Aim of the task:
Each line containing the string "Ball" should be copied out of the entries.

++++++

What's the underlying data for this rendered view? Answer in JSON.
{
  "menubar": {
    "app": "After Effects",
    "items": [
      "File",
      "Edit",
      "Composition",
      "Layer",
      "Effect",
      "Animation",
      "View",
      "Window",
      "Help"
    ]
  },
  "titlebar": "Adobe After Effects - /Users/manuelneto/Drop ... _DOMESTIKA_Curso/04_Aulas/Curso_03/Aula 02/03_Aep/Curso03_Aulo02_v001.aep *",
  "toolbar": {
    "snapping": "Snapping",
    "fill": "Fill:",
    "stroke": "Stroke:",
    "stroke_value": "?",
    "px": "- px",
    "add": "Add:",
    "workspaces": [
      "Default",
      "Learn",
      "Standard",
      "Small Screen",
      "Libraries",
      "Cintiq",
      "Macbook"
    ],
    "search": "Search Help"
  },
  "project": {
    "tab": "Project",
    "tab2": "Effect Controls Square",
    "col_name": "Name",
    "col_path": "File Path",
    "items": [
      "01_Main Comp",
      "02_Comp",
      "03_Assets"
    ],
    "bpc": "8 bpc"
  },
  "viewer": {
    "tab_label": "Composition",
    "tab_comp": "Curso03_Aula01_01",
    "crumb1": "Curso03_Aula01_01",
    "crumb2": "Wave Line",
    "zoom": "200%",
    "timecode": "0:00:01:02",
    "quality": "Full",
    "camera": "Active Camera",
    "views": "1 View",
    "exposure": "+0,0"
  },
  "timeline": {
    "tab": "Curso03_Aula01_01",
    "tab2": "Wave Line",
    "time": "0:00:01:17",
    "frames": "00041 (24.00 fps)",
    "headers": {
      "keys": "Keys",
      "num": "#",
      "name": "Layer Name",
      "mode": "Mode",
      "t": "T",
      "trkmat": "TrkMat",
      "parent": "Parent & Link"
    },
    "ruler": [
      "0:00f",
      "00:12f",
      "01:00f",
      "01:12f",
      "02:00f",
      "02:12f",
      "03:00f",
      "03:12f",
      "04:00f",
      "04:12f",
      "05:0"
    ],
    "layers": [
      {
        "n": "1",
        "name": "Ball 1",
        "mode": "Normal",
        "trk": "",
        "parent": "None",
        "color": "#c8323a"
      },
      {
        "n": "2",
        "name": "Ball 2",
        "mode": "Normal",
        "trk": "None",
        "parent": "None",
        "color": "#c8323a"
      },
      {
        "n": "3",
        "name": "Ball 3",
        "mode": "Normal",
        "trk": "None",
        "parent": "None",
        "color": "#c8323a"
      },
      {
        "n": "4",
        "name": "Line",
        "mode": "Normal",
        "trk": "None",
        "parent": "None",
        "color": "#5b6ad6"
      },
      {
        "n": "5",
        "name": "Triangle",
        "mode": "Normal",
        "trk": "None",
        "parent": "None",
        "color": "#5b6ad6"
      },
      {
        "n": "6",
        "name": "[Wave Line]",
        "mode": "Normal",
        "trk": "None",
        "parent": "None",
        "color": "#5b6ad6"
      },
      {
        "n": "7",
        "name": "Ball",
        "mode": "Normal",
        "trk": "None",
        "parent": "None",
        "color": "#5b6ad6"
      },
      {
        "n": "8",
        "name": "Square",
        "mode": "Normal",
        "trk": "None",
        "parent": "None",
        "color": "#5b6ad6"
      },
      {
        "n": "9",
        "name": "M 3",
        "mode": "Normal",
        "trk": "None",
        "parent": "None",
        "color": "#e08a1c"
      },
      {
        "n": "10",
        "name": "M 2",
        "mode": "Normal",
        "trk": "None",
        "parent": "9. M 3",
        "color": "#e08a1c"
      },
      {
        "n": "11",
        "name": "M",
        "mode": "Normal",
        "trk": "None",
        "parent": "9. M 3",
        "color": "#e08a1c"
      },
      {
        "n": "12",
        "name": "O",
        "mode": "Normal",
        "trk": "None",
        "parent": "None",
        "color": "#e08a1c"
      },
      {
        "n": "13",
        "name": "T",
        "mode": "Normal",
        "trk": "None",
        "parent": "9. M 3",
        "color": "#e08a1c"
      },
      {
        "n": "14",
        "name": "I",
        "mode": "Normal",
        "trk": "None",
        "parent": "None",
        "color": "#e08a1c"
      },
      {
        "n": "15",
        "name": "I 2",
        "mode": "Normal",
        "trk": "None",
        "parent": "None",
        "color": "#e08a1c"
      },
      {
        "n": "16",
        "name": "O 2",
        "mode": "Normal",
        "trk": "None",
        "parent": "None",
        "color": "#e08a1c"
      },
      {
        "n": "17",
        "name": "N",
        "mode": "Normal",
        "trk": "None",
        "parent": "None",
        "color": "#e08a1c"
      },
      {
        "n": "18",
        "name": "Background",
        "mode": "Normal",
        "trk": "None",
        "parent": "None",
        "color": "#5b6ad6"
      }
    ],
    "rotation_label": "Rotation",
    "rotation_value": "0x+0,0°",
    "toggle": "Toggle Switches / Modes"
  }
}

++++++

Output:
        "name": "Ball 1",
        "name": "Ball 2",
        "name": "Ball 3",
        "name": "Ball",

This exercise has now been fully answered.